→ **Exercise brief**
Copy each line below that includes "Speakers".

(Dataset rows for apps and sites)
- Opening Delimiter -

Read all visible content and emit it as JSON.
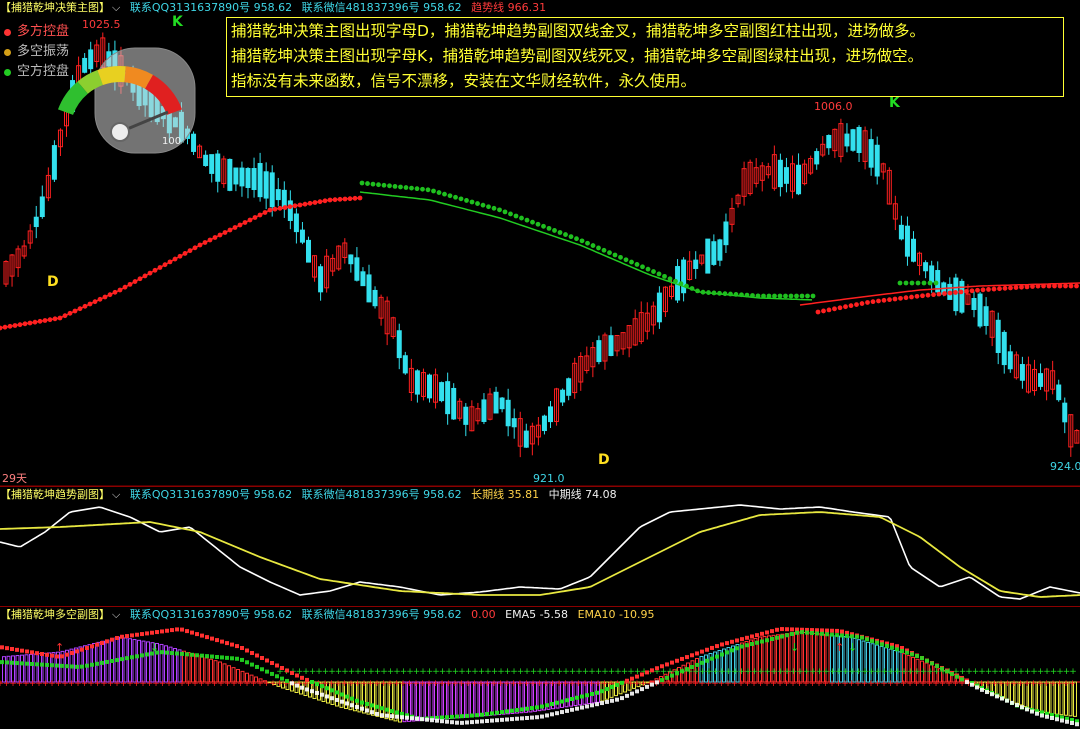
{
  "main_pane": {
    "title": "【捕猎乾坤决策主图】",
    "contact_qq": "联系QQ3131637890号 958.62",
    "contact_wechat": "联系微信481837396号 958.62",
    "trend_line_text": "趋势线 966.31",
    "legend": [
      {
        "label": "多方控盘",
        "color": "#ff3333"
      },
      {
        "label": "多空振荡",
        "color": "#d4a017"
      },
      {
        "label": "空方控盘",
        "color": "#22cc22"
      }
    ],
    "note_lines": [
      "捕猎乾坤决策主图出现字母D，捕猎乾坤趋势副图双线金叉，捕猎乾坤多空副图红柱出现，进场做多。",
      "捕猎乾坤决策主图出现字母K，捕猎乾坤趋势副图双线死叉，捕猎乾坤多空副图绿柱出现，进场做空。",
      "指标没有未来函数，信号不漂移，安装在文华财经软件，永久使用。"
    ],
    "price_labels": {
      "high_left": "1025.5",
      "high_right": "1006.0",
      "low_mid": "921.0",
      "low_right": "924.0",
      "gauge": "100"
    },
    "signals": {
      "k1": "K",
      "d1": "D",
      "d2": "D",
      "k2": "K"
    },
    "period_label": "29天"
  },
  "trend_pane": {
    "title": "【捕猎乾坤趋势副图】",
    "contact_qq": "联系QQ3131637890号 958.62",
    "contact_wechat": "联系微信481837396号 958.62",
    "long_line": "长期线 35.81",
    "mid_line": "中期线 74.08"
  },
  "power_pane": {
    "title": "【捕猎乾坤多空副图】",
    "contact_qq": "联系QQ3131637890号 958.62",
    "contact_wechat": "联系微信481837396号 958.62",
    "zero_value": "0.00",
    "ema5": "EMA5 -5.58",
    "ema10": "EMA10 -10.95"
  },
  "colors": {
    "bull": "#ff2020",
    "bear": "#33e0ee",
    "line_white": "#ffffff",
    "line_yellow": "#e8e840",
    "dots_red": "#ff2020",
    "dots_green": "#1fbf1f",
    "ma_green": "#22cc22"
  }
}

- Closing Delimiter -
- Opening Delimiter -

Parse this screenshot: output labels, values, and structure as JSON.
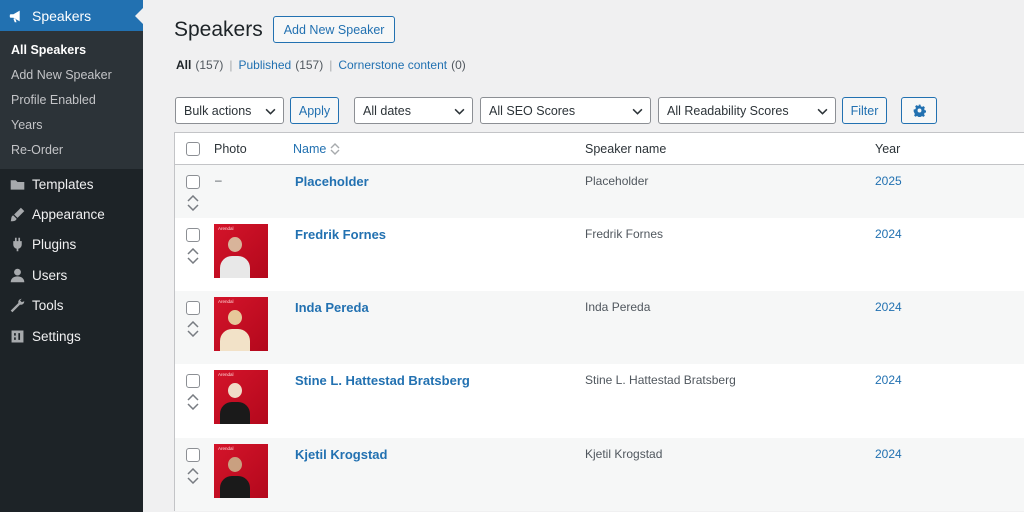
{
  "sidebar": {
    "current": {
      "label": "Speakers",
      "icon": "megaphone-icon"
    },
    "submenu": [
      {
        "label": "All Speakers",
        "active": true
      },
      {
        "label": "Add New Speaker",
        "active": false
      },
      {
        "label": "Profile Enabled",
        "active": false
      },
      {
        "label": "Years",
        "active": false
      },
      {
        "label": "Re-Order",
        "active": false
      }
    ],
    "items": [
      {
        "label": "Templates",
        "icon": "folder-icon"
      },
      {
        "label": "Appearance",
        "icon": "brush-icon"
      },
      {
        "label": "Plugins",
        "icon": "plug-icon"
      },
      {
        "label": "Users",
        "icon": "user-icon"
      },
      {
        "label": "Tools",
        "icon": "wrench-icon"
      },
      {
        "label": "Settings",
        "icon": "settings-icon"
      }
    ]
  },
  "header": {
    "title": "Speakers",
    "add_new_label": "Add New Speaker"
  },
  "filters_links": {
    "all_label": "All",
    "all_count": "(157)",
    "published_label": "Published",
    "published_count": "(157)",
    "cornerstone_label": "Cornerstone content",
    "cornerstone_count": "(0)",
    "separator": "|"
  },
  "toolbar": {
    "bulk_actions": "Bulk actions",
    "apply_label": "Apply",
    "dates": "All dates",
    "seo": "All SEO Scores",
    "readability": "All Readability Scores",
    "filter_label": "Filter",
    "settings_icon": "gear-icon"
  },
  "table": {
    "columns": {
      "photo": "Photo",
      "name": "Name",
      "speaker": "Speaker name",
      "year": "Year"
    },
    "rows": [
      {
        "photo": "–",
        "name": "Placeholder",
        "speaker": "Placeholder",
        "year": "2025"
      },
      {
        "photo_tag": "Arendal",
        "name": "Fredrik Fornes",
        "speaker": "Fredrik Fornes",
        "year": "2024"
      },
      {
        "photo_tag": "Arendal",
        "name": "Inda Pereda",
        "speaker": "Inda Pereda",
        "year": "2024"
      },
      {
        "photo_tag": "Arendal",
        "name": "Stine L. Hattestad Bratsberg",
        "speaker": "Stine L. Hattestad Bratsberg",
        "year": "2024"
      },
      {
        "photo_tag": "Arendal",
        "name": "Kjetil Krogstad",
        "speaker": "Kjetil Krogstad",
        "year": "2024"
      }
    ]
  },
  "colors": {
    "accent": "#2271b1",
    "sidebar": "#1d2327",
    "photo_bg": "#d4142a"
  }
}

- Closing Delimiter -

→ **Reply to the exercise**
      "label": "Speakers",
        "label": "All Speakers",
    "title": "Speakers",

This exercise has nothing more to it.